10 channel video and mixed media installation (2010)

exhibition at PROGRAM – initiative for art and architecture collaborations, Berlin, January 2010 [link]

Photographer Rut Sigurdardottir

In Hops Hopsi, Hulda Ros Gudnadottir's first solo exhibition in Berlin, Spreepark - the now defunct GDR-era amusement park - becomes a site for the exploration of our collective disillusionment of the restorative potentials of architecture. The GDR, with its mandate to prove socialism's superiority over capitalism, orchestrated grand ideological projects that would showcase its vitality, moral standing, and humanist ambitions. Many of these projects - indeed the project of post-war socialism as a whole - have failed. Today, the Spreepark, with its upturned dinosaurs, overgrown paths, and dilapidated structures, stands as a physical symbol of a failed experiment - a sentiment that finds reverberation in today's failed global economy.

Constructed in 1969, "Kulturpark Plänterwald" was the only permanent amusement park in the GDR and in its heyday, attracted up to 1.7 million visitors per year. Its large Ferris wheel was visible from a distance and was later replaced with an even bigger one, bought in 1989 to celebrate the 40th anniversary of the GDR. After reunification the park was renamed Spreepark and was abandoned in 2001 after going bankrupt.

Historic places are often analyzed through the political, economic and social environment that brought them about. Hops Hopsi, a room sized video installation developed for PROGRAM, reintroduces Spreepark as a site of an allegorical narrative, in which a character, developed for one of Gudnadottir’s past works to embody the transcendent powers of the free-market, reappears to symbolize an opposing sentiment - the dreamworld of socialism past becomes a distorted mirror held to Gudnadottir’s native Iceland, itself currently in economic and structural ruin. With a new narrative projected onto it, the park is given a new existence dislodged from other, established historical readings. Perhaps any kind of ideological posturing is really a staging - a system of facade constructions that provide an illusion of mass and substance, easy to destabilize and vulnerable to collapse.
— Carson Chan and Fotini Lazaridou-Hatzigoga, 2010

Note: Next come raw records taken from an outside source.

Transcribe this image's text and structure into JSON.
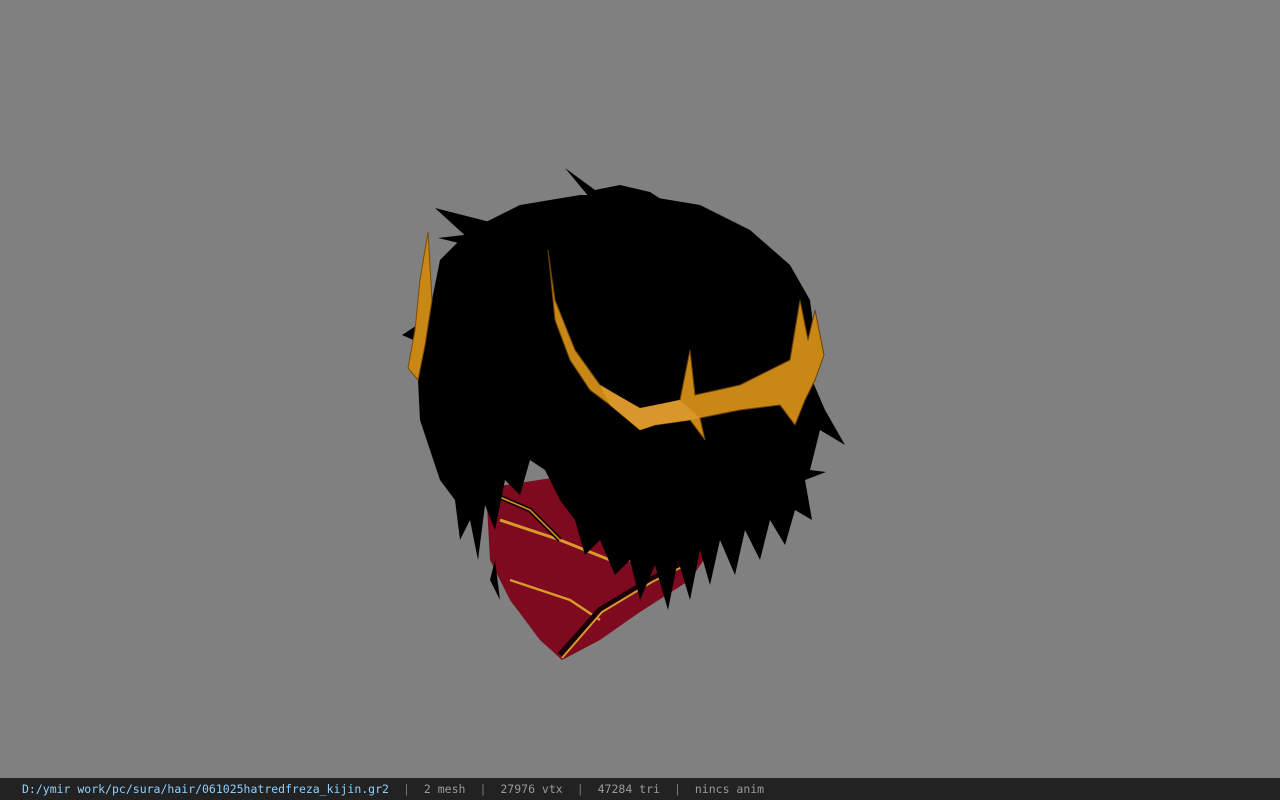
{
  "viewport": {
    "background_color": "#808080",
    "model_description_colors": {
      "hair": "#000000",
      "gold_trim": "#d08a1c",
      "mask": "#8a0a22"
    }
  },
  "status_bar": {
    "path": "D:/ymir work/pc/sura/hair/061025hatredfreza_kijin.gr2",
    "mesh": "2 mesh",
    "vertices": "27976 vtx",
    "triangles": "47284 tri",
    "anim": "nincs anim",
    "separator": "|"
  }
}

Kindly supported by: Stiftung Kunstfonds, Icelandic Visual Art Copyright Association, Visual Artists Stipend Fund of Iceland, Center for Icelandic Art, Reykjavik City Cultural Committee and Association of Visual Artists, Iceland.